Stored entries
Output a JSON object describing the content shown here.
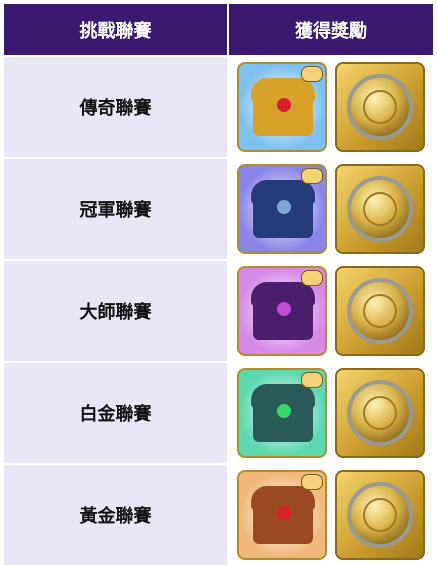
{
  "header": {
    "col1": "挑戰聯賽",
    "col2": "獲得獎勵"
  },
  "rows": [
    {
      "league": "傳奇聯賽",
      "chest_bg": "#7ec0f0",
      "chest_color": "#d8a12a",
      "gem": "#d4202e"
    },
    {
      "league": "冠軍聯賽",
      "chest_bg": "#8a86e8",
      "chest_color": "#243a7a",
      "gem": "#7ea6d8"
    },
    {
      "league": "大師聯賽",
      "chest_bg": "#d48ae6",
      "chest_color": "#4a1e6a",
      "gem": "#c94ad8"
    },
    {
      "league": "白金聯賽",
      "chest_bg": "#5cd8b0",
      "chest_color": "#2a5a58",
      "gem": "#3ad86a"
    },
    {
      "league": "黃金聯賽",
      "chest_bg": "#f0b87a",
      "chest_color": "#9a4a22",
      "gem": "#d8202a"
    }
  ],
  "colors": {
    "header_bg": "#3a1a6e",
    "row_bg": "#e9e6f6"
  }
}
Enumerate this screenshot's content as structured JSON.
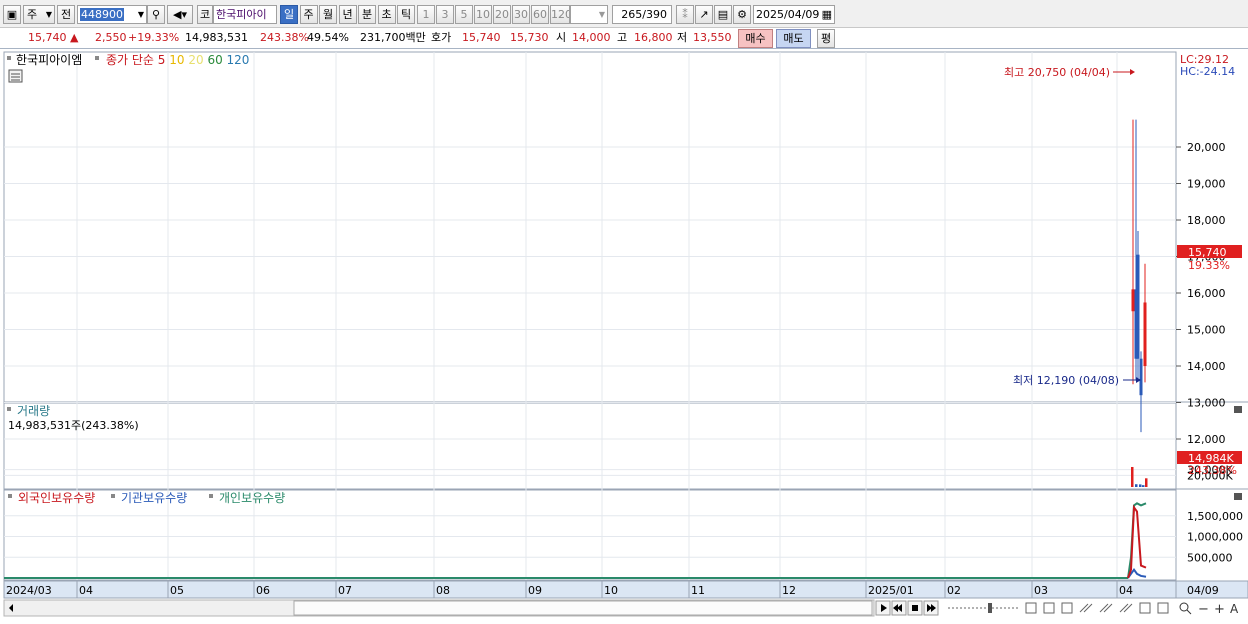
{
  "toolbar": {
    "market": "주",
    "prev_label": "전",
    "code": "448900",
    "ko_label": "코",
    "stock_name": "한국피아이",
    "periods": [
      "일",
      "주",
      "월",
      "년",
      "분",
      "초",
      "틱"
    ],
    "numbers": [
      "1",
      "3",
      "5",
      "10",
      "20",
      "30",
      "60",
      "120"
    ],
    "count_current": "265",
    "count_total": "/390",
    "date": "2025/04/09"
  },
  "quote": {
    "price": "15,740",
    "change": "2,550",
    "change_pct": "+19.33%",
    "volume": "14,983,531",
    "volume_ratio": "243.38%",
    "turnover": "49.54%",
    "amount": "231,700백만",
    "hoga_label": "호가",
    "ask": "15,740",
    "bid": "15,730",
    "open_label": "시",
    "open": "14,000",
    "high_label": "고",
    "high": "16,800",
    "low_label": "저",
    "low": "13,550",
    "buy_label": "매수",
    "sell_label": "매도",
    "extra_label": "평"
  },
  "price_panel": {
    "name": "한국피아이엠",
    "indicator_label": "종가 단순",
    "ma_periods": [
      {
        "label": "5",
        "color": "#c8181e"
      },
      {
        "label": "10",
        "color": "#e8b800"
      },
      {
        "label": "20",
        "color": "#e8e070"
      },
      {
        "label": "60",
        "color": "#2a8a3a"
      },
      {
        "label": "120",
        "color": "#2a7ab0"
      }
    ],
    "lc": "LC:29.12",
    "hc": "HC:-24.14",
    "y_ticks": [
      "20,000",
      "19,000",
      "18,000",
      "17,000",
      "16,000",
      "15,000",
      "14,000",
      "13,000",
      "12,000"
    ],
    "current_price_tag": "15,740",
    "current_pct_tag": "19.33%",
    "high_note": "최고 20,750 (04/04)",
    "low_note": "최저 12,190 (04/08)"
  },
  "volume_panel": {
    "title": "거래량",
    "value_text": "14,983,531주(243.38%)",
    "y_ticks": [
      "30,000K",
      "20,000K"
    ],
    "current_tag": "14,984K",
    "current_pct": "243.38%"
  },
  "holding_panel": {
    "legend": [
      {
        "label": "외국인보유수량",
        "color": "#c8181e"
      },
      {
        "label": "기관보유수량",
        "color": "#2a5ab8"
      },
      {
        "label": "개인보유수량",
        "color": "#2a8a6a"
      }
    ],
    "y_ticks": [
      "1,500,000",
      "1,000,000",
      "500,000"
    ]
  },
  "x_axis": [
    "2024/03",
    "04",
    "05",
    "06",
    "07",
    "08",
    "09",
    "10",
    "11",
    "12",
    "2025/01",
    "02",
    "03",
    "04",
    "04/09"
  ],
  "chart_data": {
    "type": "candlestick",
    "candles": [
      {
        "date": "04/03",
        "open": 15500,
        "high": 20750,
        "low": 13500,
        "close": 16100,
        "color": "up"
      },
      {
        "date": "04/04",
        "open": 16100,
        "high": 20750,
        "low": 13600,
        "close": 14200,
        "color": "down"
      },
      {
        "date": "04/07",
        "open": 14200,
        "high": 17700,
        "low": 13600,
        "close": 17050,
        "color": "down"
      },
      {
        "date": "04/08",
        "open": 14200,
        "high": 14400,
        "low": 12190,
        "close": 13200,
        "color": "down"
      },
      {
        "date": "04/09",
        "open": 14000,
        "high": 16800,
        "low": 13550,
        "close": 15740,
        "color": "up"
      }
    ],
    "volume_k": [
      34500,
      4800,
      4500,
      3200,
      14984
    ],
    "holdings": {
      "foreign": [
        0,
        200000,
        1700000,
        1600000,
        300000,
        250000
      ],
      "institution": [
        0,
        100000,
        200000,
        100000,
        50000,
        30000
      ],
      "individual": [
        0,
        500000,
        1750000,
        1800000,
        1750000,
        1800000
      ]
    },
    "price_ylim": [
      11700,
      20800
    ]
  }
}
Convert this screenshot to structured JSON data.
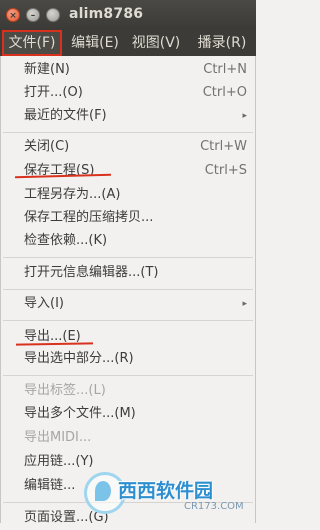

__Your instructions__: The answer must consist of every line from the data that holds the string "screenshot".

__Solution to this exercise__:
Enumerate this screenshot's content as structured JSON.
Convert this screenshot to structured JSON data.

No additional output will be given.